So, what a great conference it was! It made me pretty trunky because I swear every talk was about how to be a good mom and raise righteous children. Turns out I have some pretty deep and poignant emotions related to that subject, all of which were brought out in abundance during conference. I was pretty ready to pack my bags and jump on the next plane home to get started with the real work. But I know I am where I am for a reason and I really do love being a missionary. My experience here is preparing me better than anything could for the rest of my life and the unequivocally important work of raising a righteous family.

We worked really hard this week and the Lord truly blessed us and helped us so that we could get a whole lot of people to the conference. I think the "official" count was 125, which is about 35 more than we had last week at church. And we had 16 investigators. Wow. It sure makes a difference working with two more missionaries. The best thing was seeing some people show up who we had been working with all week. One of them is a recient convert named Rosario. She is about 55 years old and I think she was baptized quite a while ago, but just within the past year a missionary found her records and resubmitted them because she wasn't in the branch list. Anyway, I don't know who the missionaries were that baptized her, but she had some crazy ideas about the church and about Joseph Smith. I don't think she ever really had a clear idea of what the church is about or where it came from. A week and a half ago, she told Hna. Aguilar and Juarez that she didn't want anything to do with the church, but Hna. Bustillos and I have been visiting with her and listening to her. We showed her the video of the restoration and it really touched her. We asked her to say the closing prayer of the lesson and as she started to openly speak with her Father in Heaven, the Holy Ghost spoke to her heart and she started to cry. She aked for forgiveness for not staying firm and for strength to make the right choices and press forward. She committed to coming to conference and she actually showed up, and even had her grandson with her.

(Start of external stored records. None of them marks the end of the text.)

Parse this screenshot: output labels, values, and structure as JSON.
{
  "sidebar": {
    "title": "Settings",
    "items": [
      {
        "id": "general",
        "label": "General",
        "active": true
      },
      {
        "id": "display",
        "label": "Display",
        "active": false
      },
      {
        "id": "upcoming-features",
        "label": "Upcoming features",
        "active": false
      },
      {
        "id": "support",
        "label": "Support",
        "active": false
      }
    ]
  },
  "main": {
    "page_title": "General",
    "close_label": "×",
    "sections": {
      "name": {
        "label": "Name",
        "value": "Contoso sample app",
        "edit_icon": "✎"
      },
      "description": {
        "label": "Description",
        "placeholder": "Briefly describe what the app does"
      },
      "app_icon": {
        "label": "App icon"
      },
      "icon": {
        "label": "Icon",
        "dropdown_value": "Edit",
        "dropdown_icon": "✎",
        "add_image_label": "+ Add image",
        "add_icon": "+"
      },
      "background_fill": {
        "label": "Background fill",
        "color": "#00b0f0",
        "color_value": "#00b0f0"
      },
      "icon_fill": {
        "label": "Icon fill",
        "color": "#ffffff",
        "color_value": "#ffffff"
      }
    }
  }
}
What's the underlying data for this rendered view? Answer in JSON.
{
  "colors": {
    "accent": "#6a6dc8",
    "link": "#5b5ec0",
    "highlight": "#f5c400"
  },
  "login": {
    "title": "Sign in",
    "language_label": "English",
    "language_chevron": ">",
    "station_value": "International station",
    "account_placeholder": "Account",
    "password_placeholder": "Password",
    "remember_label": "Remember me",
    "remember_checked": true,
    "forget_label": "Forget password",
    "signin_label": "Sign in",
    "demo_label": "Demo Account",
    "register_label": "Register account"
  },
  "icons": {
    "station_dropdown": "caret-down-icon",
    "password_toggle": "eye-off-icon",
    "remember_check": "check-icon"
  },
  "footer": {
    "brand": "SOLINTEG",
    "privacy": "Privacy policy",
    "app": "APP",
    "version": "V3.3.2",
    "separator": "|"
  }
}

It touched me to see other members crammed on the bus on the way to conference, who haven't been to church in a very long time (anywhere from a month to five years) and to know that Heavenly Father is using us along with the members of the branch who are willing to lend a hand, in rescuing the souls of those who stray. He has plenty of work for us to do. We just have to show Him that He can trust us and that we're ready to work.

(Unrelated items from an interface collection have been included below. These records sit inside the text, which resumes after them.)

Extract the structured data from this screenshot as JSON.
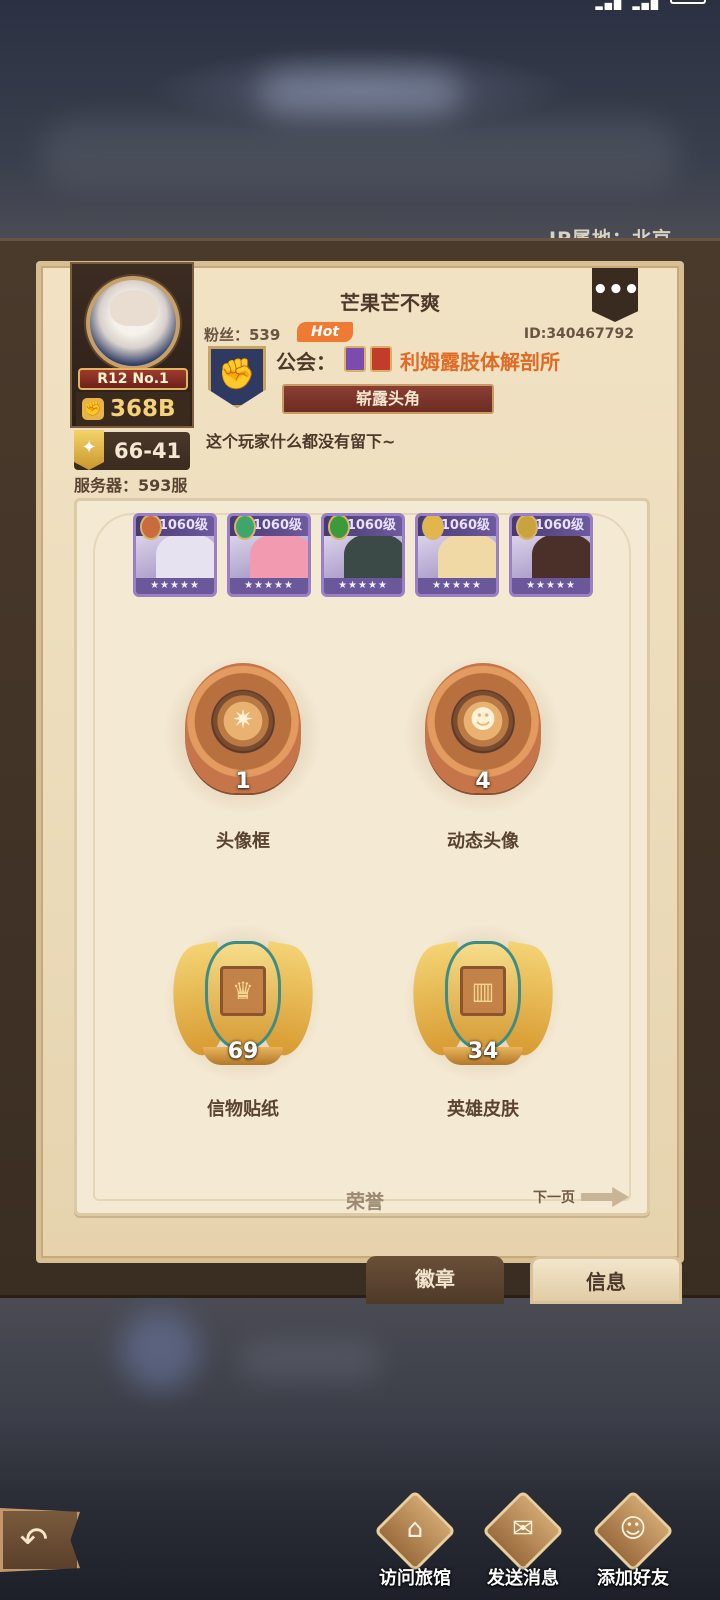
{
  "ip_location": "IP属地：北京",
  "profile": {
    "name": "芒果芒不爽",
    "fans": "粉丝：539",
    "hot_badge": "Hot",
    "id": "ID:340467792",
    "rank": "R12 No.1",
    "power": "368B",
    "score": "66-41",
    "server": "服务器：593服",
    "signature": "这个玩家什么都没有留下~",
    "more_icon": "ellipsis-icon"
  },
  "guild": {
    "label": "公会：",
    "name": "利姆露肢体解剖所",
    "title": "崭露头角",
    "emblem_icon": "fist-emblem-icon"
  },
  "heroes": [
    {
      "level": "1060级",
      "color": "#e7e2ef",
      "faction_color": "#c86b3d"
    },
    {
      "level": "1060级",
      "color": "#f29ab0",
      "faction_color": "#3fa66b"
    },
    {
      "level": "1060级",
      "color": "#3b4a46",
      "faction_color": "#3d9a3a"
    },
    {
      "level": "1060级",
      "color": "#f1d9a6",
      "faction_color": "#e2b64a"
    },
    {
      "level": "1060级",
      "color": "#4a3028",
      "faction_color": "#c9a33e"
    }
  ],
  "hero_stars": "★★★★★",
  "honors": [
    {
      "count": "1",
      "label": "头像框",
      "icon": "compass-star-icon"
    },
    {
      "count": "4",
      "label": "动态头像",
      "icon": "portrait-icon"
    },
    {
      "count": "69",
      "label": "信物贴纸",
      "icon": "crown-sticker-icon"
    },
    {
      "count": "34",
      "label": "英雄皮肤",
      "icon": "wardrobe-icon"
    }
  ],
  "card_title": "荣誉",
  "next_page": "下一页",
  "tabs": {
    "badge": "徽章",
    "info": "信息"
  },
  "actions": [
    {
      "label": "访问旅馆",
      "icon": "tavern-icon"
    },
    {
      "label": "发送消息",
      "icon": "envelope-icon"
    },
    {
      "label": "添加好友",
      "icon": "add-friend-icon"
    }
  ],
  "colors": {
    "accent": "#e06b26",
    "hot": "#ef7a33",
    "frame": "#3a2d22",
    "parchment": "#f1e2c4"
  }
}
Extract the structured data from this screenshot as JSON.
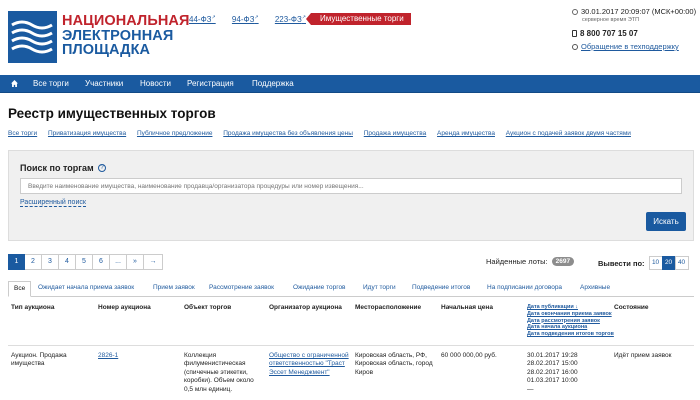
{
  "header": {
    "logo_lines": [
      "НАЦИОНАЛЬНАЯ",
      "ЭЛЕКТРОННАЯ",
      "ПЛОЩАДКА"
    ],
    "law_links": [
      {
        "label": "44-ФЗ"
      },
      {
        "label": "94-ФЗ"
      },
      {
        "label": "223-ФЗ"
      }
    ],
    "active_badge": "Имущественные торги",
    "datetime": "30.01.2017 20:09:07 (МСК+00:00)",
    "server_time_label": "серверное время ЭТП",
    "phone": "8 800 707 15 07",
    "support_link": "Обращение в техподдержку"
  },
  "nav": {
    "items": [
      "Все торги",
      "Участники",
      "Новости",
      "Регистрация",
      "Поддержка"
    ]
  },
  "page_title": "Реестр имущественных торгов",
  "subnav": [
    "Все торги",
    "Приватизация имущества",
    "Публичное предложение",
    "Продажа имущества без объявления цены",
    "Продажа имущества",
    "Аренда имущества",
    "Аукцион с подачей заявок двумя частями"
  ],
  "search": {
    "title": "Поиск по торгам",
    "help": "?",
    "placeholder": "Введите наименование имущества, наименование продавца/организатора процедуры или номер извещения...",
    "advanced_link": "Расширенный поиск",
    "button_label": "Искать"
  },
  "pagination": {
    "pages": [
      "1",
      "2",
      "3",
      "4",
      "5",
      "6",
      "...",
      "»",
      "→"
    ],
    "current": "1"
  },
  "found": {
    "label": "Найденные лоты:",
    "count": "2697"
  },
  "per_page": {
    "label": "Вывести по:",
    "options": [
      "10",
      "20",
      "40"
    ],
    "selected": "20"
  },
  "tabs": [
    "Все",
    "Ожидает начала приема заявок",
    "Прием заявок",
    "Рассмотрение заявок",
    "Ожидание торгов",
    "Идут торги",
    "Подведение итогов",
    "На подписании договора",
    "Архивные"
  ],
  "table": {
    "headers": {
      "type": "Тип аукциона",
      "number": "Номер аукциона",
      "object": "Объект торгов",
      "organizer": "Организатор аукциона",
      "location": "Месторасположение",
      "price": "Начальная цена",
      "state": "Состояние"
    },
    "date_sort_links": [
      "Дата публикации ↓",
      "Дата окончания приема заявок",
      "Дата рассмотрения заявок",
      "Дата начала аукциона",
      "Дата подведения итогов торгов"
    ],
    "rows": [
      {
        "type": "Аукцион. Продажа имущества",
        "number": "2826-1",
        "object": "Коллекция филумениcтическая (спичечные этикетки, коробки). Объем около 0,5 млн единиц.",
        "organizer": "Общество с ограниченной ответственностью \"Траст Эссет Менеджмент\"",
        "location": "Кировская область, РФ, Кировская область, город Киров",
        "price": "60 000 000,00 руб.",
        "dates": [
          "30.01.2017 19:28",
          "28.02.2017 15:00",
          "28.02.2017 16:00",
          "01.03.2017 10:00",
          "—"
        ],
        "state": "Идёт прием заявок"
      }
    ]
  },
  "colors": {
    "brand_blue": "#1a5aa0",
    "brand_red": "#c0232c"
  }
}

Being a missionary truly is the best thing in the world - at least for 12 more months, until the real work begins. :)

Love you all tremendously,
Hna. Crosland